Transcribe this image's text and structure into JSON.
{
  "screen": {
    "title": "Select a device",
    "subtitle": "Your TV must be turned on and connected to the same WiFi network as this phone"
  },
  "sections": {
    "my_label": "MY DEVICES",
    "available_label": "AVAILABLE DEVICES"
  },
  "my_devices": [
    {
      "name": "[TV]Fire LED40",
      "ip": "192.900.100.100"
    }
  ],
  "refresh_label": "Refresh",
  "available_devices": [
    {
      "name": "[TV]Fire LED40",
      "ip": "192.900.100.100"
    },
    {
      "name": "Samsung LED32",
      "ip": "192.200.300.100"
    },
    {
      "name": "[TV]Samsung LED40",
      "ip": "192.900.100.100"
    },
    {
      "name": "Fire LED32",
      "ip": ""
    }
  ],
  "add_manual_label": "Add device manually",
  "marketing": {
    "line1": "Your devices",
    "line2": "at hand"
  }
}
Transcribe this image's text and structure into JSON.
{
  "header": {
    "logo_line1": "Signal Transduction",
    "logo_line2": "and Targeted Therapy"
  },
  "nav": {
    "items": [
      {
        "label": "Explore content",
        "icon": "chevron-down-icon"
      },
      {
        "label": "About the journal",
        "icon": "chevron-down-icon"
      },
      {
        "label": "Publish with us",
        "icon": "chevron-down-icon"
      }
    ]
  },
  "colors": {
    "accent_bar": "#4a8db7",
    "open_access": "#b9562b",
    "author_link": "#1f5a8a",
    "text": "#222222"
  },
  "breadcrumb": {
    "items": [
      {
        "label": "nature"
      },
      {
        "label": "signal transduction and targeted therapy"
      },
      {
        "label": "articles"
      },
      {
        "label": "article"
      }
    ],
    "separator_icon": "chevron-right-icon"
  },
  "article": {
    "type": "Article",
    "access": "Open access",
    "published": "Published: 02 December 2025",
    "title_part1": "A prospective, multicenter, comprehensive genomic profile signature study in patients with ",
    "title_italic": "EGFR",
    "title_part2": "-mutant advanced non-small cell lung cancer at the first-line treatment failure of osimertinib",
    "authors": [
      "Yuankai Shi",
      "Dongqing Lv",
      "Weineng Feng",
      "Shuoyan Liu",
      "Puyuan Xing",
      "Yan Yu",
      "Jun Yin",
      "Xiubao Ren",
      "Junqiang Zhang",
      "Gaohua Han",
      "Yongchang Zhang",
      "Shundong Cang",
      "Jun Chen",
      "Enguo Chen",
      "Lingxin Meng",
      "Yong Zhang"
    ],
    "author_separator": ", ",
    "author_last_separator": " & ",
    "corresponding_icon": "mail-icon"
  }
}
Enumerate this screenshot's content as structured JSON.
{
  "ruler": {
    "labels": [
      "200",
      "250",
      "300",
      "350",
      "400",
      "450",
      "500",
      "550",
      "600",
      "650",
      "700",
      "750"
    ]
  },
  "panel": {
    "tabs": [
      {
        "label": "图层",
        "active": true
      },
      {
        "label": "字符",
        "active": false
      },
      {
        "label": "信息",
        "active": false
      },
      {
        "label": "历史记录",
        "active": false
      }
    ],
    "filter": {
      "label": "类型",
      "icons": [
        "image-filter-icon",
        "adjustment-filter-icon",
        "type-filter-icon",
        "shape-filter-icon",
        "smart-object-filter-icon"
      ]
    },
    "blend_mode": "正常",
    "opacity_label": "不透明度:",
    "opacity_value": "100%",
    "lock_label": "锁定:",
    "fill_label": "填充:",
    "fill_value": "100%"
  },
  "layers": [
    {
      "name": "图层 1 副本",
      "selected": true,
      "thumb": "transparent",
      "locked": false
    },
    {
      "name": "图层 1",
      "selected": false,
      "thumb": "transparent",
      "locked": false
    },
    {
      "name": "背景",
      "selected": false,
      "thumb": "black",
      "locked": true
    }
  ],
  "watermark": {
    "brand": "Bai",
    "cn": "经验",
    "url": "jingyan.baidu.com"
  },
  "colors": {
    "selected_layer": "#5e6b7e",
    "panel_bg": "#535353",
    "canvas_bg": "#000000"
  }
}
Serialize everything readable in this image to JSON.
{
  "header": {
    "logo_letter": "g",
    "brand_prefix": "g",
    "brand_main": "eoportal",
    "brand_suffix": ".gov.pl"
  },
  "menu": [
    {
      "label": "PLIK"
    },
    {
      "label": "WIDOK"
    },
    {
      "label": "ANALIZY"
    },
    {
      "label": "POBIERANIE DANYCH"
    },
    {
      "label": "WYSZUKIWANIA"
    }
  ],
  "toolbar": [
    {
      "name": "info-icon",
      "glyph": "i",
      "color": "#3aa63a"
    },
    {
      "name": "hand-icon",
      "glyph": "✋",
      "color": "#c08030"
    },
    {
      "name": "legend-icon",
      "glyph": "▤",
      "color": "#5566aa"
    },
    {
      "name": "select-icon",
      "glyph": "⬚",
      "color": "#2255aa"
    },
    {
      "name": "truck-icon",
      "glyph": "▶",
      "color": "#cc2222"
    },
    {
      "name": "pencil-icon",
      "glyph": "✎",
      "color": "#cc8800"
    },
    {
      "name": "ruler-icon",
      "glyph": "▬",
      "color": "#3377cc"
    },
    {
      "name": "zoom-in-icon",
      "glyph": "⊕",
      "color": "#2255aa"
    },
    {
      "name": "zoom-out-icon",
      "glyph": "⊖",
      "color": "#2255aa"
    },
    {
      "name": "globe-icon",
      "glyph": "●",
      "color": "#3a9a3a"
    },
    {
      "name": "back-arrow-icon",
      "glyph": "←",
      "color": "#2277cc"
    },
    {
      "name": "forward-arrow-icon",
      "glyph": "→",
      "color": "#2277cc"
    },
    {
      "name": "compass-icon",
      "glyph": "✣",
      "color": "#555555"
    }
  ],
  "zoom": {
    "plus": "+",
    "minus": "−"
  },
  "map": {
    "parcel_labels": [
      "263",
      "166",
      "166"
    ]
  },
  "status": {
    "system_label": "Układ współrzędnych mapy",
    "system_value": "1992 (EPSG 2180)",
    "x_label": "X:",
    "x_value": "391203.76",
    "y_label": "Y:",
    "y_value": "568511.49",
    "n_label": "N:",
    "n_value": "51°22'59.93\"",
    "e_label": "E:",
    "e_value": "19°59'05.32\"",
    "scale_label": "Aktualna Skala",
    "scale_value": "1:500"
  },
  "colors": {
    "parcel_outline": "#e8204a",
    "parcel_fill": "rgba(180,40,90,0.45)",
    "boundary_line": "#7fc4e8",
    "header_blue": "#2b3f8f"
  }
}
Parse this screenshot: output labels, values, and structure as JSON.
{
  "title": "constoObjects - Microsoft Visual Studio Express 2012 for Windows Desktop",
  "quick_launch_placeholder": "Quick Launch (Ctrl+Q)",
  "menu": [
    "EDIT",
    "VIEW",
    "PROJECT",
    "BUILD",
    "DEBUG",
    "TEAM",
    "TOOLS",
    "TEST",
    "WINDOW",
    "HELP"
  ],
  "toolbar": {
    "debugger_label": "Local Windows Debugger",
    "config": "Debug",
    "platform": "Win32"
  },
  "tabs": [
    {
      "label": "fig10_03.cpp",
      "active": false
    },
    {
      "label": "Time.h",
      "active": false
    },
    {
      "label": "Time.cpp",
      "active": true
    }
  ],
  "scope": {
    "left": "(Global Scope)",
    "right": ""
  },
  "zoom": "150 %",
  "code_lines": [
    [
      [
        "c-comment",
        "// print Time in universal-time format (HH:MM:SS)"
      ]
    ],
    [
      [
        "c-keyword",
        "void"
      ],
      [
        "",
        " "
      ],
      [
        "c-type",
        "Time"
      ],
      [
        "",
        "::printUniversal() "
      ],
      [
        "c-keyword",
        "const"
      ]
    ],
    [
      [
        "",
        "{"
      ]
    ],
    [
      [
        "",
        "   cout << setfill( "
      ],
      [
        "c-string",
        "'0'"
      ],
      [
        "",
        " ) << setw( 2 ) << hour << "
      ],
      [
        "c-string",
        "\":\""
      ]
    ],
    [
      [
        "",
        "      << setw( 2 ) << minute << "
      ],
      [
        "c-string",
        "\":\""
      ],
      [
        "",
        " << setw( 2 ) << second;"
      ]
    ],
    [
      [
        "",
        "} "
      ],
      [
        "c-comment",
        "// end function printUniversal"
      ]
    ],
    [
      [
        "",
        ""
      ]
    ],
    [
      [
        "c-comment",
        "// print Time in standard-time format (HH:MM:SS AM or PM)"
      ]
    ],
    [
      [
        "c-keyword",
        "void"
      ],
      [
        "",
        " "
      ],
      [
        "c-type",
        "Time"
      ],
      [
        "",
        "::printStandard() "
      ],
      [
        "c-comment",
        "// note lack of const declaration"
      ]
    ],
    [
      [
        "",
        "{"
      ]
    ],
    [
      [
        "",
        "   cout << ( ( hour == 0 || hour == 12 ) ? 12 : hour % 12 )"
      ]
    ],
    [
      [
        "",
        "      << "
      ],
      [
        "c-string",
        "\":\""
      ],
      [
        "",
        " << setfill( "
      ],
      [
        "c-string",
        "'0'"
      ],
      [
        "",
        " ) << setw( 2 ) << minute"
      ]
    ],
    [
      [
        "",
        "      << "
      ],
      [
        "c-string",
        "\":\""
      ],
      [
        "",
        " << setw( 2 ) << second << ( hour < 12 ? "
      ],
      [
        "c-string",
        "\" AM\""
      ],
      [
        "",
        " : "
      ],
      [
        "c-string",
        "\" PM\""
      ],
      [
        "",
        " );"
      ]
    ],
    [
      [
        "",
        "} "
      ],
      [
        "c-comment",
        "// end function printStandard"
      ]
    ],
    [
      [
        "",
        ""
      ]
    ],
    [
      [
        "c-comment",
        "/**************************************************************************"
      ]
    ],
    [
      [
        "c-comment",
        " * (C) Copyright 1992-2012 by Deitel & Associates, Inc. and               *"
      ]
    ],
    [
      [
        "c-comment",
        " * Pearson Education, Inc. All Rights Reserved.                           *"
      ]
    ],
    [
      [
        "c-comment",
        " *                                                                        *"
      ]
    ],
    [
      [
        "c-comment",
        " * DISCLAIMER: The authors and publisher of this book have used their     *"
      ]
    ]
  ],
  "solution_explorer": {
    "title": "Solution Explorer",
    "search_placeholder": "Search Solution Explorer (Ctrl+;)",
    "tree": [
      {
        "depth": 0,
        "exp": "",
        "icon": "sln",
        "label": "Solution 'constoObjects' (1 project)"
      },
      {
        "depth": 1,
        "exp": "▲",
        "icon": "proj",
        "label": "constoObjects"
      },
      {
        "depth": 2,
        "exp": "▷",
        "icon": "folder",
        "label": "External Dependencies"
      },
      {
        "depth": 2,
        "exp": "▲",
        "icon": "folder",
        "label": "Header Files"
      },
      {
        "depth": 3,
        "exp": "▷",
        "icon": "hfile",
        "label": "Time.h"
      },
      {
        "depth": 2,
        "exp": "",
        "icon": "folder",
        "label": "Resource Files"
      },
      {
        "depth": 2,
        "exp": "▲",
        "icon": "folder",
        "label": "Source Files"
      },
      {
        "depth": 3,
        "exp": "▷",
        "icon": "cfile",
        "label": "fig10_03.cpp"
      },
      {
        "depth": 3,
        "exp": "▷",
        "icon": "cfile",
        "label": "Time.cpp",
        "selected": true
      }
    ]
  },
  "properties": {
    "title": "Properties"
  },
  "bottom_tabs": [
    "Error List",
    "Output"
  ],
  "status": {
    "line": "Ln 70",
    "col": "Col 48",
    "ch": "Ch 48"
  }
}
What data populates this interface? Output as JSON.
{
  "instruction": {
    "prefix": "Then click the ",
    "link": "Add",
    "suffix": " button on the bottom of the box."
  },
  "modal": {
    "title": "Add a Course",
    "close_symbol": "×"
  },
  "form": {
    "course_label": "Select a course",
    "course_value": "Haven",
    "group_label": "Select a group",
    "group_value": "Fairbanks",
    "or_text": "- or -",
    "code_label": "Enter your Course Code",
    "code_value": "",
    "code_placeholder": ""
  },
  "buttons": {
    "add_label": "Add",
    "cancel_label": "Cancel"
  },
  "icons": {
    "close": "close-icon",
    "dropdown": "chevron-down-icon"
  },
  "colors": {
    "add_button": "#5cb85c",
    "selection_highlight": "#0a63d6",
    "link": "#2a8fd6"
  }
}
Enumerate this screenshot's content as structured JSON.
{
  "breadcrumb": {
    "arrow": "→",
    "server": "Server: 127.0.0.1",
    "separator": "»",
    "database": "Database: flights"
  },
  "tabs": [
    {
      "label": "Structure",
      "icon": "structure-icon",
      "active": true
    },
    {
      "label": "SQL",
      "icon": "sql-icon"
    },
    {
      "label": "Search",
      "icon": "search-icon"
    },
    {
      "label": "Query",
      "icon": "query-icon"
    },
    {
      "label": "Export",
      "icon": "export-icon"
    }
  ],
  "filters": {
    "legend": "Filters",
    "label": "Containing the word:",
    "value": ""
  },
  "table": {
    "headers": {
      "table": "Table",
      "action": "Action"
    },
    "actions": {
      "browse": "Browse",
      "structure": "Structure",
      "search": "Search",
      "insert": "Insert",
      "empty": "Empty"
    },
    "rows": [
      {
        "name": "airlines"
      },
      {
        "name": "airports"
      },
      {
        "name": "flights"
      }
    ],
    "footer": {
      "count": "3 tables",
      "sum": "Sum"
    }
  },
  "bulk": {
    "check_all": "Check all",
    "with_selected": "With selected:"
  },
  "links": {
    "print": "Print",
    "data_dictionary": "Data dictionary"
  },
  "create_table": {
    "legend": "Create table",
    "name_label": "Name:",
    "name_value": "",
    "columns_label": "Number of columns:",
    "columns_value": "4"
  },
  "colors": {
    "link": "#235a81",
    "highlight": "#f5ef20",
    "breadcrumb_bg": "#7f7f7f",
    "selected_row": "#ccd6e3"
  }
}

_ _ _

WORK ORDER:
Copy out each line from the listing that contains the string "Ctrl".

OUTPUT FOR THIS TASK:
  "quick_launch_placeholder": "Quick Launch (Ctrl+Q)",
    "search_placeholder": "Search Solution Explorer (Ctrl+;)",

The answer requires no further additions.